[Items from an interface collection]
-*-
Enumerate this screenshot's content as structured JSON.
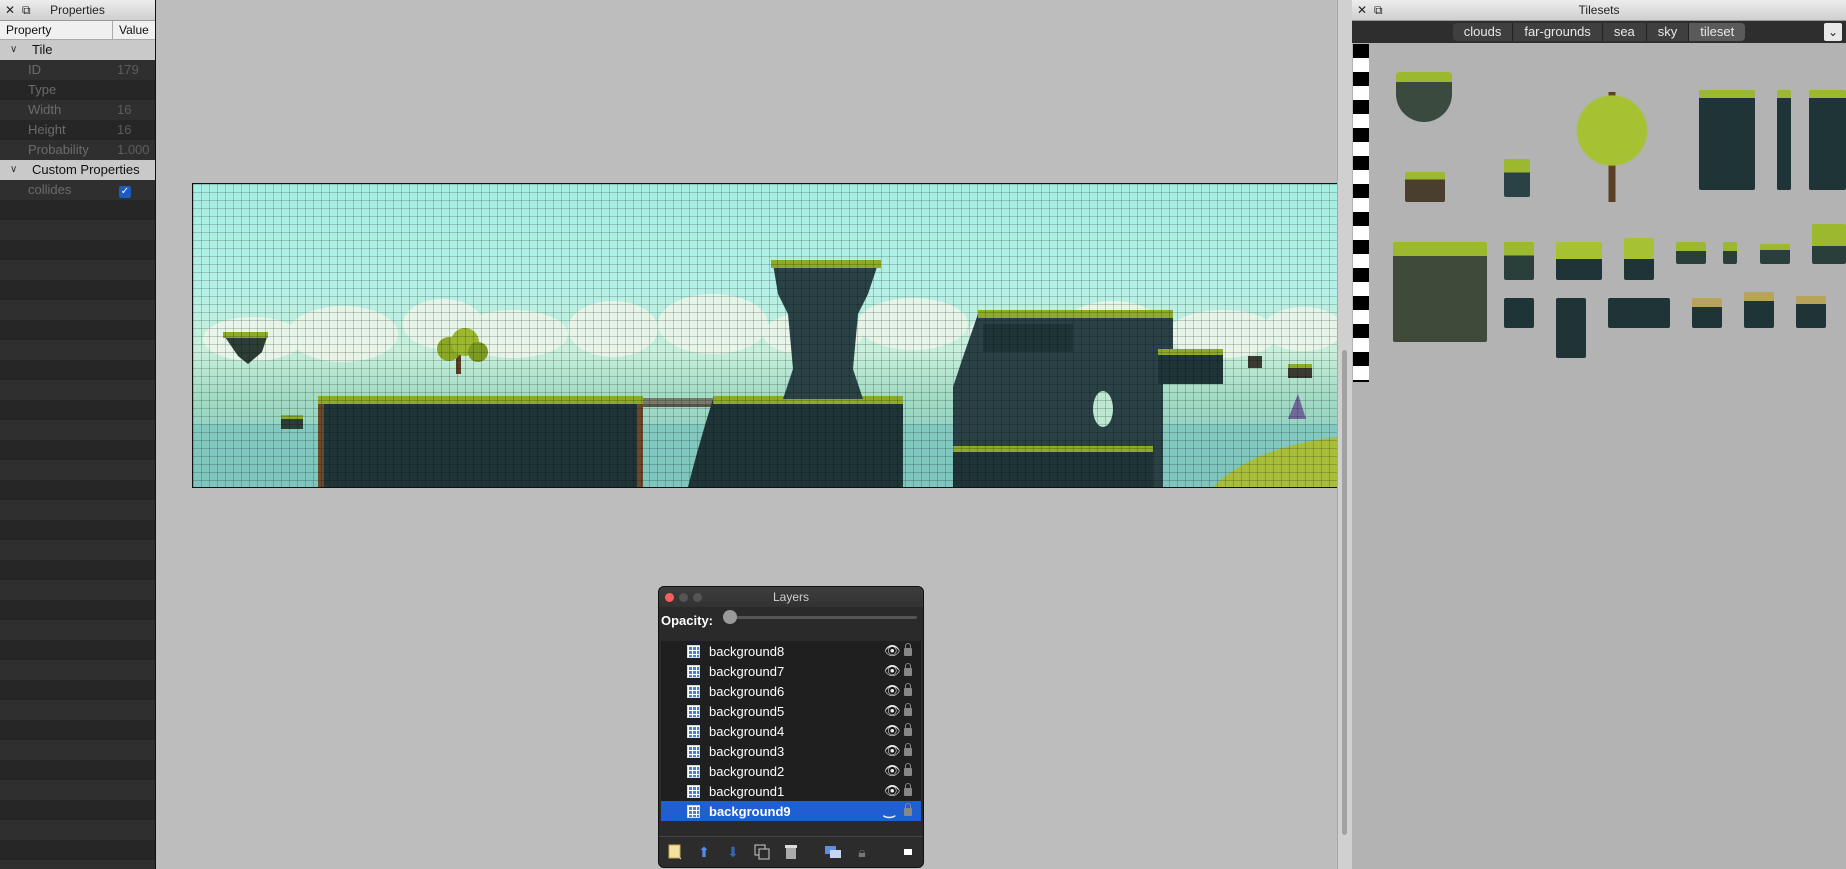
{
  "properties": {
    "title": "Properties",
    "columns": {
      "property": "Property",
      "value": "Value"
    },
    "tile_group": "Tile",
    "rows": [
      {
        "key": "ID",
        "value": "179"
      },
      {
        "key": "Type",
        "value": ""
      },
      {
        "key": "Width",
        "value": "16"
      },
      {
        "key": "Height",
        "value": "16"
      },
      {
        "key": "Probability",
        "value": "1.000"
      }
    ],
    "custom_group": "Custom Properties",
    "custom_rows": [
      {
        "key": "collides",
        "checked": true
      }
    ]
  },
  "layers": {
    "title": "Layers",
    "opacity_label": "Opacity:",
    "opacity": 0,
    "items": [
      {
        "name": "background8",
        "visible": true,
        "selected": false
      },
      {
        "name": "background7",
        "visible": true,
        "selected": false
      },
      {
        "name": "background6",
        "visible": true,
        "selected": false
      },
      {
        "name": "background5",
        "visible": true,
        "selected": false
      },
      {
        "name": "background4",
        "visible": true,
        "selected": false
      },
      {
        "name": "background3",
        "visible": true,
        "selected": false
      },
      {
        "name": "background2",
        "visible": true,
        "selected": false
      },
      {
        "name": "background1",
        "visible": true,
        "selected": false
      },
      {
        "name": "background9",
        "visible": false,
        "selected": true
      }
    ],
    "toolbar_icons": [
      "new-layer-icon",
      "raise-layer-icon",
      "lower-layer-icon",
      "duplicate-layer-icon",
      "delete-layer-icon",
      "show-other-layers-icon",
      "lock-layer-icon",
      "more-icon"
    ]
  },
  "tilesets": {
    "title": "Tilesets",
    "tabs": [
      "clouds",
      "far-grounds",
      "sea",
      "sky",
      "tileset"
    ],
    "active_tab": "tileset"
  },
  "colors": {
    "selection": "#1f5fcf",
    "panel_dark": "#262626",
    "sky": "#a7eee2",
    "ground_dark": "#1e3437",
    "grass": "#8eaa2a"
  }
}
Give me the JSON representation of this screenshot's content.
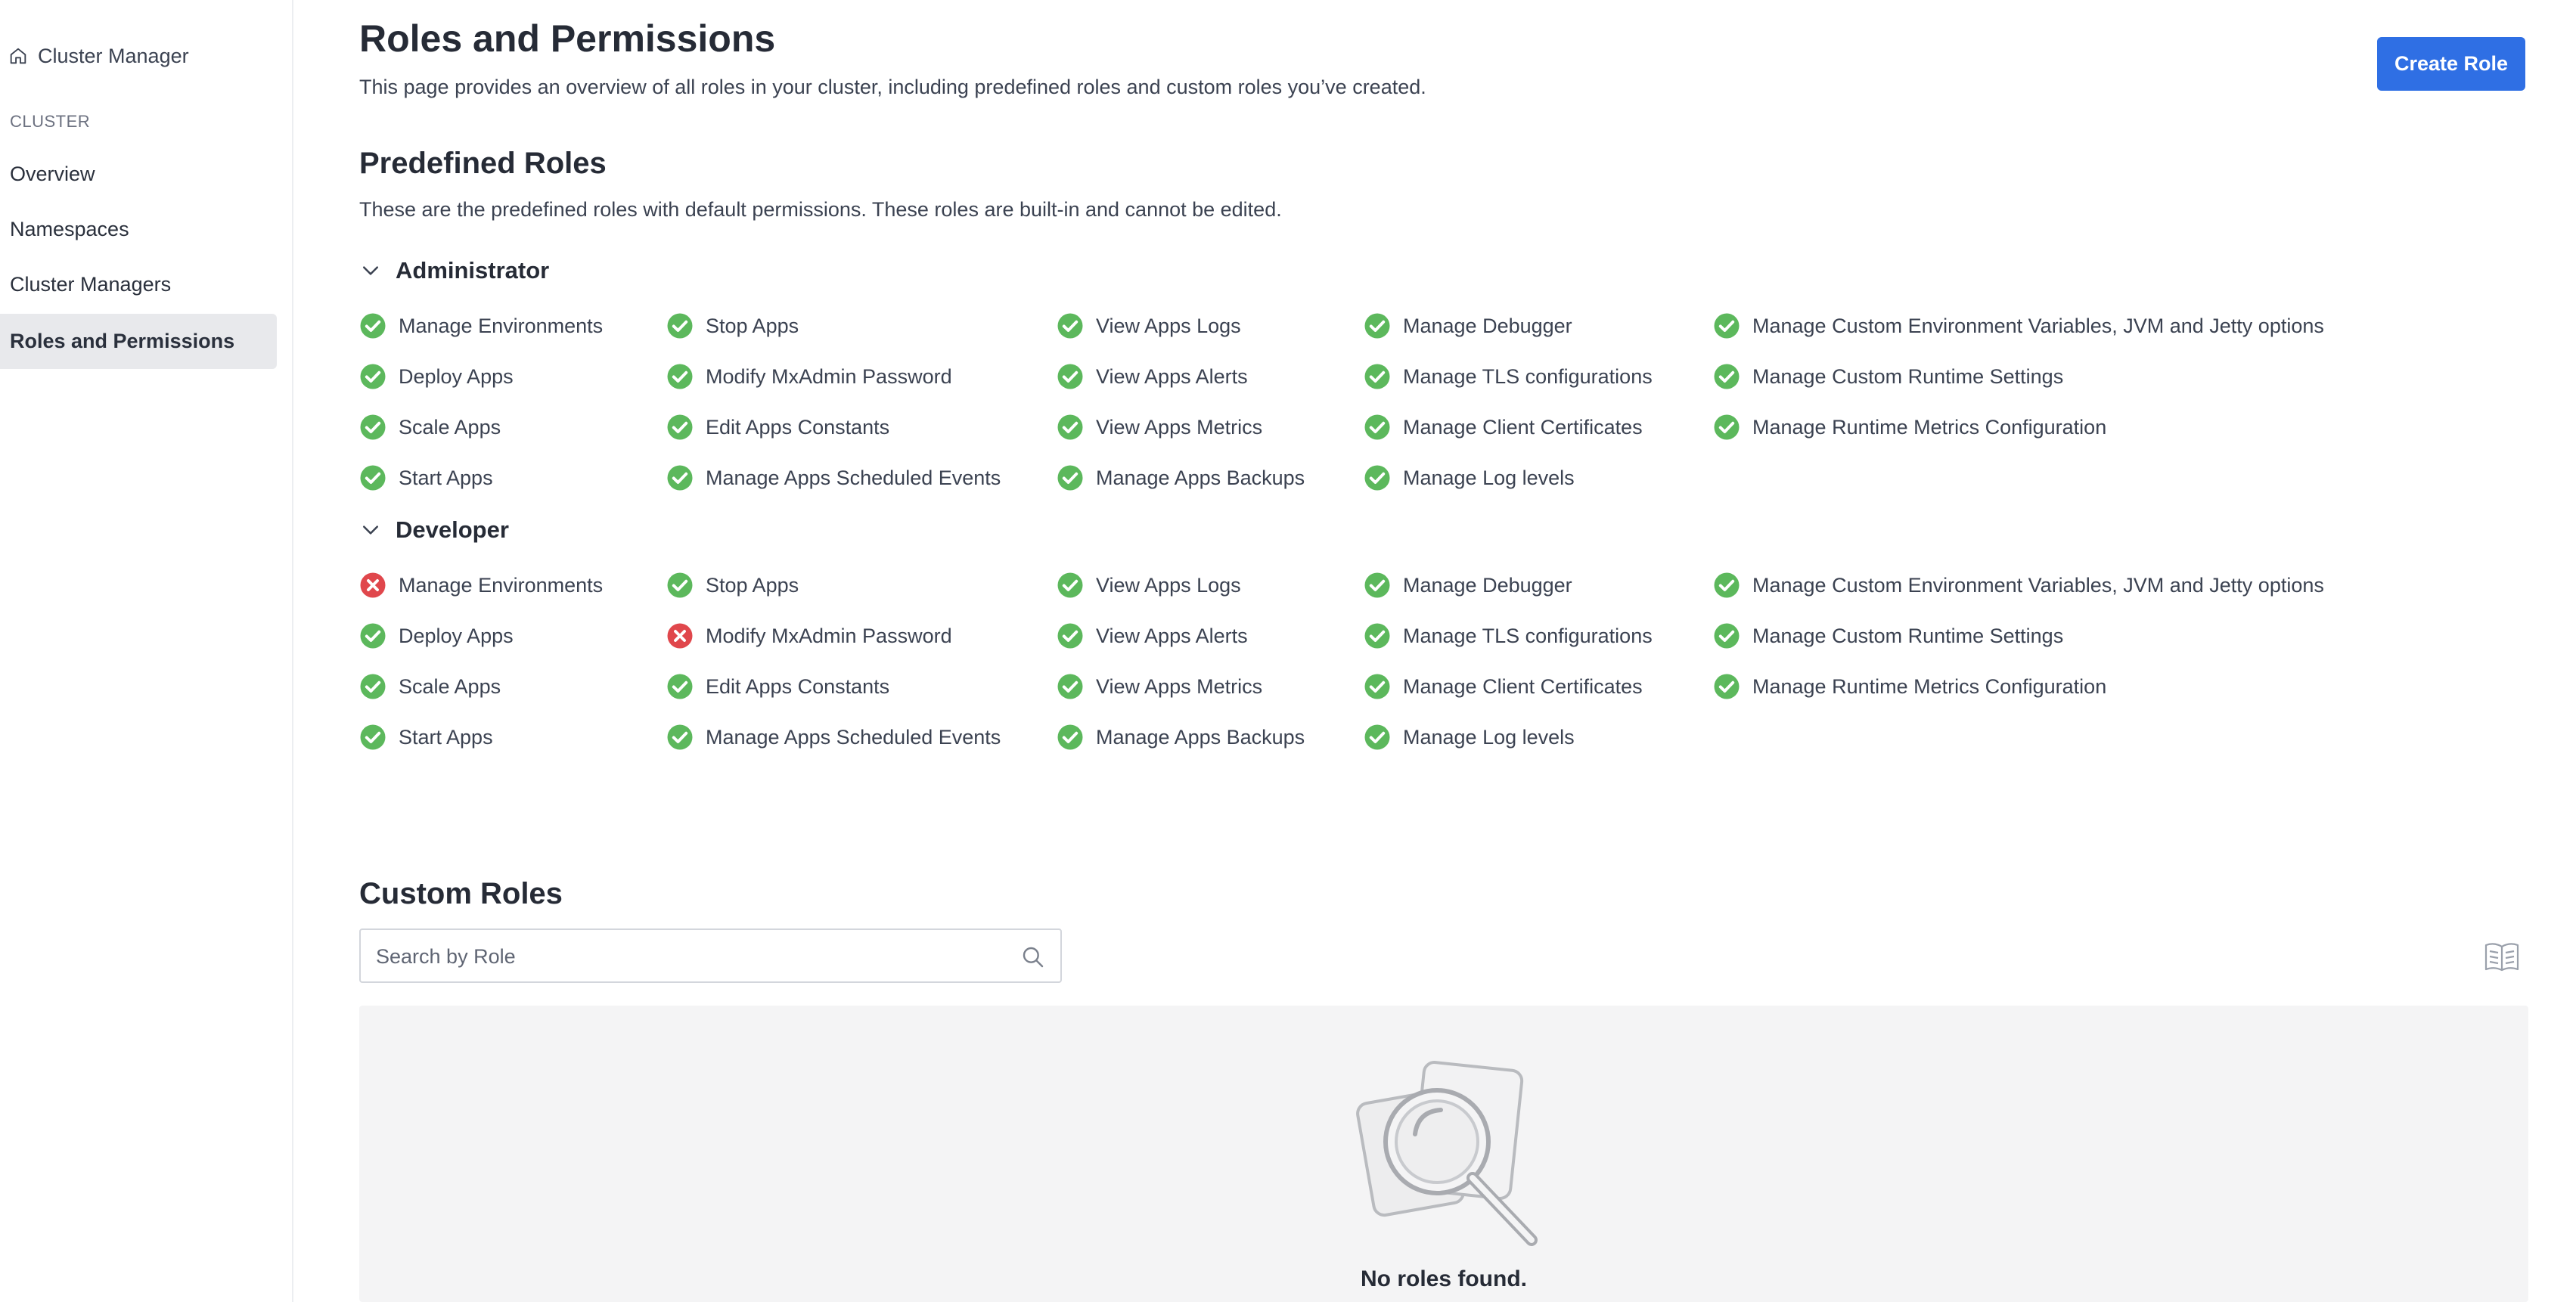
{
  "sidebar": {
    "brand": "Cluster Manager",
    "section_label": "CLUSTER",
    "items": [
      {
        "label": "Overview"
      },
      {
        "label": "Namespaces"
      },
      {
        "label": "Cluster Managers"
      },
      {
        "label": "Roles and Permissions",
        "active": true
      }
    ]
  },
  "header": {
    "title": "Roles and Permissions",
    "description": "This page provides an overview of all roles in your cluster, including predefined roles and custom roles you’ve created.",
    "create_button": "Create Role"
  },
  "predefined": {
    "title": "Predefined Roles",
    "description": "These are the predefined roles with default permissions. These roles are built-in and cannot be edited.",
    "roles": [
      {
        "name": "Administrator",
        "expanded": true,
        "permissions": [
          {
            "label": "Manage Environments",
            "granted": true
          },
          {
            "label": "Stop Apps",
            "granted": true
          },
          {
            "label": "View Apps Logs",
            "granted": true
          },
          {
            "label": "Manage Debugger",
            "granted": true
          },
          {
            "label": "Manage Custom Environment Variables, JVM and Jetty options",
            "granted": true
          },
          {
            "label": "Deploy Apps",
            "granted": true
          },
          {
            "label": "Modify MxAdmin Password",
            "granted": true
          },
          {
            "label": "View Apps Alerts",
            "granted": true
          },
          {
            "label": "Manage TLS configurations",
            "granted": true
          },
          {
            "label": "Manage Custom Runtime Settings",
            "granted": true
          },
          {
            "label": "Scale Apps",
            "granted": true
          },
          {
            "label": "Edit Apps Constants",
            "granted": true
          },
          {
            "label": "View Apps Metrics",
            "granted": true
          },
          {
            "label": "Manage Client Certificates",
            "granted": true
          },
          {
            "label": "Manage Runtime Metrics Configuration",
            "granted": true
          },
          {
            "label": "Start Apps",
            "granted": true
          },
          {
            "label": "Manage Apps Scheduled Events",
            "granted": true
          },
          {
            "label": "Manage Apps Backups",
            "granted": true
          },
          {
            "label": "Manage Log levels",
            "granted": true
          }
        ]
      },
      {
        "name": "Developer",
        "expanded": true,
        "permissions": [
          {
            "label": "Manage Environments",
            "granted": false
          },
          {
            "label": "Stop Apps",
            "granted": true
          },
          {
            "label": "View Apps Logs",
            "granted": true
          },
          {
            "label": "Manage Debugger",
            "granted": true
          },
          {
            "label": "Manage Custom Environment Variables, JVM and Jetty options",
            "granted": true
          },
          {
            "label": "Deploy Apps",
            "granted": true
          },
          {
            "label": "Modify MxAdmin Password",
            "granted": false
          },
          {
            "label": "View Apps Alerts",
            "granted": true
          },
          {
            "label": "Manage TLS configurations",
            "granted": true
          },
          {
            "label": "Manage Custom Runtime Settings",
            "granted": true
          },
          {
            "label": "Scale Apps",
            "granted": true
          },
          {
            "label": "Edit Apps Constants",
            "granted": true
          },
          {
            "label": "View Apps Metrics",
            "granted": true
          },
          {
            "label": "Manage Client Certificates",
            "granted": true
          },
          {
            "label": "Manage Runtime Metrics Configuration",
            "granted": true
          },
          {
            "label": "Start Apps",
            "granted": true
          },
          {
            "label": "Manage Apps Scheduled Events",
            "granted": true
          },
          {
            "label": "Manage Apps Backups",
            "granted": true
          },
          {
            "label": "Manage Log levels",
            "granted": true
          }
        ]
      }
    ]
  },
  "custom": {
    "title": "Custom Roles",
    "search_placeholder": "Search by Role",
    "search_value": "",
    "empty_text": "No roles found."
  },
  "colors": {
    "accent": "#2f6fe4",
    "granted": "#5cb85c",
    "denied": "#e0474c",
    "active_nav_bg": "#e8e9ec"
  },
  "icons": {
    "brand": "home-icon",
    "search": "search-icon",
    "docs": "book-icon",
    "granted": "check-circle-icon",
    "denied": "x-circle-icon",
    "expand": "chevron-down-icon"
  }
}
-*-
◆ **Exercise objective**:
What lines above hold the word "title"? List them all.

◆ **Output**:
    "title": "Properties",
    "title": "Layers",
    "title": "Tilesets",
    "title": "Roles and Permissions",
    "title": "Predefined Roles",
    "title": "Custom Roles",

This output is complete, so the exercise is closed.